Together with millions of others around the world, I was impressed by the words of Pope Francis when he was visiting Bolivia this past week. “Many grave sins were committed against the native people of America in the name of God,” he said. “I humbly ask forgiveness, not only for the offense of the church herself, but also for crimes committed against the native peoples during the so-call conquest of America.” There can be no question that the Pope’s words were genuine and that the contrition they represent is a breath of fresh air in a world suffocating under the tyranny of colonial models that persist to this day. However, the Pope’s impulse to apologize is a measure not only of his but also his advisers’ abject failure to end the futile catechism of contrition. The gold and silver that adorn his churches came at the following cost to the very descendants to whom he apologized.
“The owners of the mines are such tyrants, with no fear of God or Justice… they hang the noble cacique (Inca) by his feet, and seat another one on a llama and whip him. Others are bound stark naked to the whipping post…” Felipe Guaman Poma de Ayala, 1610
“Every peso coin minted in Potosi has cost the lives of 10 Indians who have died in the depths of the mines.” Fray Antonio de la Calancha, 1638
The genocide of the Andean peoples was not an oversight of the church or the random act of a few psychopaths. No, the same church offering an apology had a perverse incentive for the genocide. While the going rate for masses was 4 pesos, the mass for a “high burial” in the Andean mine boom towns was 40 pesos (a discount to 14 pesos was the rate for slaves!). The church – yes, the one that offered an apology – serves the Sacrament with vessels cast and hammered from the very metal dripping with its complicit blood. The only blood that’s in the Host is the blood of those very laborers who were forced into slavery and violently killed so the Spanish and Vatican elite could satiate their lust for gold and silver. The genocide was so complete among the Andean peoples that the god-fearing tyrants had to resort to slaves from Africa to populate the mines because they had run out of Indians!
The Pope’s church currently has capital balances estimated at approximately $7.3 billion in The Institute for the Works of Religion (or the IOR, the name for the Vatican’s reporting bank). Vatican City has the highest nominal per capita GDP at about $365,796. Bolivia’s per capita GDP is about $3,000! The church’s revenue is estimated to be between $800 million and a billion per year. The IOR reportedly provides “valuable service that can be offered by the Institute to assist the Holy Father in his mission as universal pastor and also aid those institutions and individuals who collaborate with him in his ministry.” With financial assets giving it over $100 billion of economic power, the IOR under the guidance of Cardinal Santos Abril Y Castello and Ernst von Freyberg have done precious little to evidence their capacity to provide such valuable services that their Communique of 2014 state.

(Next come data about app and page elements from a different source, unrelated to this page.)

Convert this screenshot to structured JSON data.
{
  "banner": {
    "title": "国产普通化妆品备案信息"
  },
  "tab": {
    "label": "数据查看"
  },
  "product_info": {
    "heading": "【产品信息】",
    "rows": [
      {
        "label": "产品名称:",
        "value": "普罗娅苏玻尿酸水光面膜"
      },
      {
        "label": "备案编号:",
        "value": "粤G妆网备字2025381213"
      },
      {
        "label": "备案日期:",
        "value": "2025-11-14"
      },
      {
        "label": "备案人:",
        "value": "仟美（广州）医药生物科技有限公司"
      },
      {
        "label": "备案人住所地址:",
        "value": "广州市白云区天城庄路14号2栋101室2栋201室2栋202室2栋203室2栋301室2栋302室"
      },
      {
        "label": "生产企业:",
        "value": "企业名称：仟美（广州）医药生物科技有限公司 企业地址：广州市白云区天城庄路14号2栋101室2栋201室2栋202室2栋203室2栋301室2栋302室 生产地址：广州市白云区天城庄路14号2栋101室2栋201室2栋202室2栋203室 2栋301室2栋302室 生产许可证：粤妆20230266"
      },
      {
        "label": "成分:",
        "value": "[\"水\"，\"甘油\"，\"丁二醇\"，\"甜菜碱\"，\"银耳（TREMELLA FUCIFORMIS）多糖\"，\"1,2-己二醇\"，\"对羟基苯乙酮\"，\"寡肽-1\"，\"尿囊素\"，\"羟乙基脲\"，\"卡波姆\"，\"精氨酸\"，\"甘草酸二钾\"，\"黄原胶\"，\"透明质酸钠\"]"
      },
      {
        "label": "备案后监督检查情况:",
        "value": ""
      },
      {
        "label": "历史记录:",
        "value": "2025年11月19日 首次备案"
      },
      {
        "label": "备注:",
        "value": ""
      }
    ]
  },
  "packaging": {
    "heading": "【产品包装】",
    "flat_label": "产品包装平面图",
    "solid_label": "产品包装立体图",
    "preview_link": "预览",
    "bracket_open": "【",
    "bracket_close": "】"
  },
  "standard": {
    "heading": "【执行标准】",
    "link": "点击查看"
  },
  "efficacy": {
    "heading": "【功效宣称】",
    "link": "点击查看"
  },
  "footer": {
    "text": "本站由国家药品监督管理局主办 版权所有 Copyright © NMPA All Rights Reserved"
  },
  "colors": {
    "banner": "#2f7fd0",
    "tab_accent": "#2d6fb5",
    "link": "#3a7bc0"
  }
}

And the same Pope who apologizes for grievous sins of 5 centuries past fails to connect the dots to the current actions being taken by his church in the present day. This apologizing pontiff takes no account for the coastal plantations across the globe stolen by the church for the economic benefit of its priests which to this day are pumping revenue to foreign shareholders from oil palm, coconut, coffee, cocoa, and countless other crops. He pays no attention to the priest-turned President John Momis in Bougainville who uses another mine stolen under the same crossed sanction to enrich his own political aspirations at the expense of the local communities who were nearly exterminated in the late 1980s in a bloody genocide. Gilded alters and golden crosses apparently blind the faithful to their present complicity while giving reflection to those moments in history where the unconsidered acts of “others” are worthy of contemplative contrition.
Well Pope Francis, the world is waiting for you to actually take a lesson from your namesake and be the transformation that your Encyclicals pronounce.
Where’s your commission on stolen land repatriation?
Where’s your IOR when it could be offering sukuks and other Shariah compliant investment products to show that the church can no longer hold from the peoples of the Middle East that which it stole a millennium ago?
Where’s your advisory council on charity elimination – the ultimate aspiration of the teachings attributed to Christ? After all, “The poor will always be with you,” was not a mandate – it was Christ stating the inevitability of callous neglect of humans that even he couldn’t imagine coming to an end.
And where’s the acceptance of St. Francis’ own teachings about being paid in coin? For a church that still encourages monetary charity over any other form, one would think that reading St. Francis’ own writings on money – so powerful that even Pope Innocent III was moved to bow and kiss his bare feet – wouldn’t be too far a reach for a Pope taking that name.
Sorry won’t do. Doing something about inverting the alchemy of religion – the alchemy that turned human blood into shiny gold goblets and crosses – would be truly Christian. Try that on for size.